Records contained in a dataset:

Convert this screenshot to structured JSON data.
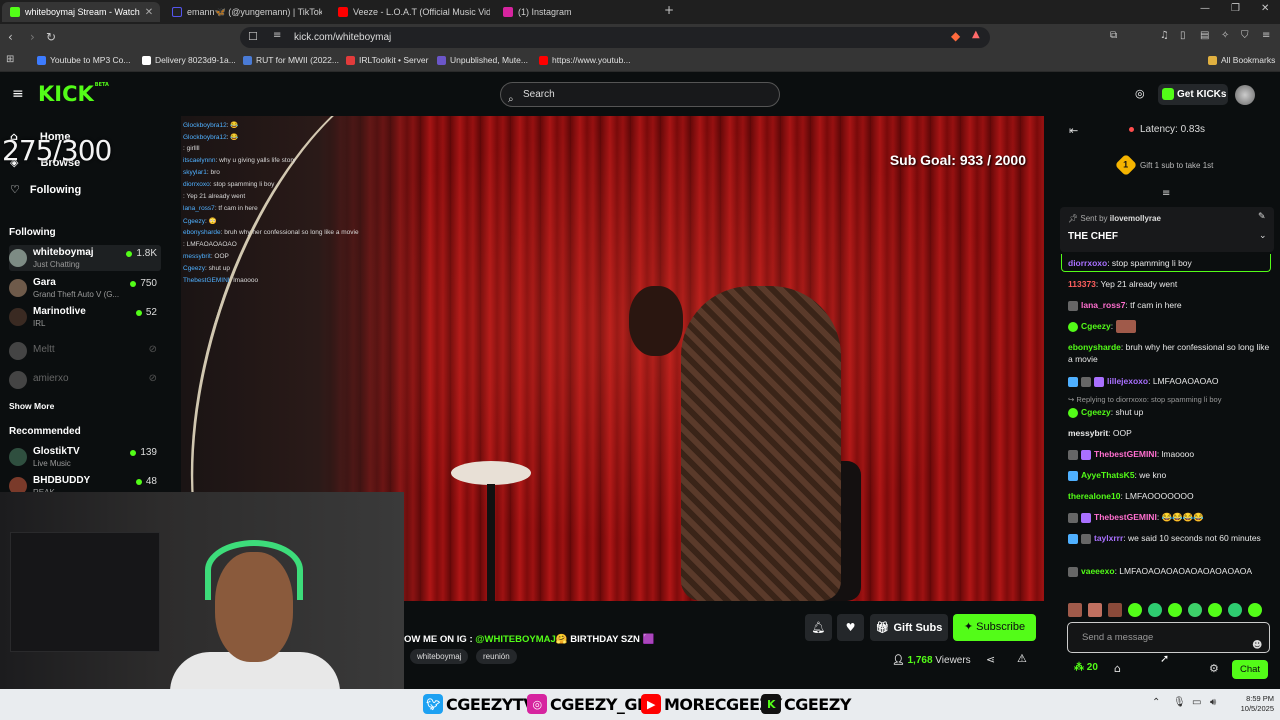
{
  "browser": {
    "tabs": [
      {
        "label": "whiteboymaj Stream - Watch",
        "color": "#53fc18",
        "active": true
      },
      {
        "label": "emann🦋 (@yungemann) | TikTok",
        "color": "#111111",
        "active": false
      },
      {
        "label": "Veeze - L.O.A.T (Official Music Video)",
        "color": "#ff0000",
        "active": false
      },
      {
        "label": "(1) Instagram",
        "color": "#d6249f",
        "active": false
      }
    ],
    "url": "kick.com/whiteboymaj",
    "bookmarks": [
      {
        "label": "Youtube to MP3 Co...",
        "color": "#3d7cff"
      },
      {
        "label": "Delivery 8023d9-1a...",
        "color": "#ffffff"
      },
      {
        "label": "RUT for MWII (2022...",
        "color": "#4a7bd6"
      },
      {
        "label": "IRLToolkit • Server",
        "color": "#e23b3b"
      },
      {
        "label": "Unpublished, Mute...",
        "color": "#6b56c9"
      },
      {
        "label": "https://www.youtub...",
        "color": "#ff0000"
      }
    ],
    "all_bookmarks": "All Bookmarks"
  },
  "kick": {
    "logo": "KICK",
    "logo_sup": "BETA",
    "search_placeholder": "Search",
    "get_kicks": "Get KICKs",
    "accent": "#53fc18"
  },
  "sidebar": {
    "nav": [
      {
        "label": "Home",
        "icon": "home-icon"
      },
      {
        "label": "Browse",
        "icon": "compass-icon"
      },
      {
        "label": "Following",
        "icon": "heart-icon"
      }
    ],
    "following_title": "Following",
    "following": [
      {
        "name": "whiteboymaj",
        "category": "Just Chatting",
        "viewers": "1.8K",
        "live": true,
        "color": "#7d8b84"
      },
      {
        "name": "Gara",
        "category": "Grand Theft Auto V (G...",
        "viewers": "750",
        "live": true,
        "color": "#6e5a4a"
      },
      {
        "name": "Marinotlive",
        "category": "IRL",
        "viewers": "52",
        "live": true,
        "color": "#3a2a22"
      },
      {
        "name": "Meltt",
        "category": "",
        "viewers": "",
        "live": false,
        "color": "#555555"
      },
      {
        "name": "amierxo",
        "category": "",
        "viewers": "",
        "live": false,
        "color": "#555555"
      }
    ],
    "show_more": "Show More",
    "recommended_title": "Recommended",
    "recommended": [
      {
        "name": "GlostikTV",
        "category": "Live Music",
        "viewers": "139",
        "color": "#2f4f3f"
      },
      {
        "name": "BHDBUDDY",
        "category": "REAK",
        "viewers": "48",
        "color": "#7a3a2a"
      }
    ]
  },
  "video": {
    "sub_goal": "Sub Goal:  933 / 2000",
    "overlay_chat": [
      {
        "user": "Glockboybra12",
        "text": ": 😂"
      },
      {
        "user": "Glockboybra12",
        "text": ": 😂"
      },
      {
        "user": "",
        "text": ": girllll"
      },
      {
        "user": "itscaelynnn",
        "text": ": why u giving yalls life story"
      },
      {
        "user": "skyylar1",
        "text": ": bro"
      },
      {
        "user": "diorrxoxo",
        "text": ": stop spamming li boy"
      },
      {
        "user": "",
        "text": ": Yep 21 already went"
      },
      {
        "user": "lana_ross7",
        "text": ": tf cam in here"
      },
      {
        "user": "Cgeezy",
        "text": ": 😳"
      },
      {
        "user": "ebonysharde",
        "text": ": bruh why her confessional so long like a movie"
      },
      {
        "user": "",
        "text": ": LMFAOAOAOAO"
      },
      {
        "user": "messybrit",
        "text": ": OOP"
      },
      {
        "user": "Cgeezy",
        "text": ": shut up"
      },
      {
        "user": "ThebestGEMINI",
        "text": ": lmaoooo"
      }
    ],
    "webcam_counter": "275/300"
  },
  "stream": {
    "title_prefix": "OW ME ON IG : ",
    "title_handle": "@WHITEBOYMAJ",
    "title_suffix": "🤗 BIRTHDAY SZN 🟪",
    "tags": [
      "whiteboymaj",
      "reunión"
    ],
    "gift_subs": "Gift Subs",
    "subscribe": "Subscribe",
    "viewers_count": "1,768",
    "viewers_label": "Viewers"
  },
  "chat": {
    "latency": "Latency: 0.83s",
    "gift_prompt": "Gift 1 sub to take 1st",
    "gift_rank": "1",
    "pinned_sender_label": "Sent by",
    "pinned_sender": "ilovemollyrae",
    "pinned_message": "THE CHEF",
    "messages": [
      {
        "user": "diorrxoxo",
        "text": ": stop spamming li boy",
        "color": "#a970ff",
        "badge": ""
      },
      {
        "user": "113373",
        "text": ": Yep 21 already went",
        "color": "#ff5f5f",
        "badge": ""
      },
      {
        "user": "lana_ross7",
        "text": ": tf cam in here",
        "color": "#ff6fcf",
        "badge": "#666666"
      },
      {
        "user": "Cgeezy",
        "text": ":",
        "color": "#53fc18",
        "badge": "#53fc18"
      },
      {
        "user": "ebonysharde",
        "text": ": bruh why her confessional so long like a movie",
        "color": "#53fc18",
        "badge": ""
      },
      {
        "user": "lillejexoxo",
        "text": ": LMFAOAOAOAO",
        "color": "#a970ff",
        "badge": "#4fb0ff"
      },
      {
        "user": "Cgeezy",
        "text": ": shut up",
        "color": "#53fc18",
        "badge": "#53fc18"
      },
      {
        "user": "messybrit",
        "text": ": OOP",
        "color": "#e8e8e8",
        "badge": ""
      },
      {
        "user": "ThebestGEMINI",
        "text": ": lmaoooo",
        "color": "#ff6fcf",
        "badge": "#666666"
      },
      {
        "user": "AyyeThatsK5",
        "text": ": we kno",
        "color": "#53fc18",
        "badge": "#4fb0ff"
      },
      {
        "user": "therealone10",
        "text": ": LMFAOOOOOOO",
        "color": "#53fc18",
        "badge": ""
      },
      {
        "user": "ThebestGEMINI",
        "text": ": 😂😂😂😂",
        "color": "#ff6fcf",
        "badge": "#666666"
      },
      {
        "user": "taylxrrr",
        "text": ": we said 10 seconds not 60 minutes",
        "color": "#a970ff",
        "badge": "#4fb0ff"
      },
      {
        "user": "vaeeexo",
        "text": ": LMFAOAOAOAOAOAOAOAOAOA",
        "color": "#53fc18",
        "badge": "#666666"
      }
    ],
    "reply_note": "Replying to diorrxoxo: stop spamming li boy",
    "send_placeholder": "Send a message",
    "points": "20",
    "chat_button": "Chat"
  },
  "taskbar": {
    "socials": [
      {
        "label": "CGEEZYTV",
        "icon": "twitter-icon",
        "color": "#1da1f2"
      },
      {
        "label": "CGEEZY_GBC",
        "icon": "instagram-icon",
        "color": "#d6249f"
      },
      {
        "label": "MORECGEEZY",
        "icon": "youtube-icon",
        "color": "#ff0000"
      },
      {
        "label": "CGEEZY",
        "icon": "kick-icon",
        "color": "#111111"
      }
    ],
    "time": "8:59 PM",
    "date": "10/5/2025"
  }
}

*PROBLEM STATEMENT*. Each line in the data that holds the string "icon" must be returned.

*SOLUTION TO THIS PROBLEM*.
        "icon": "home-icon"
        "icon": "compass-icon"
        "icon": "heart-icon"
        "icon": "twitter-icon",
        "icon": "instagram-icon",
        "icon": "youtube-icon",
        "icon": "kick-icon",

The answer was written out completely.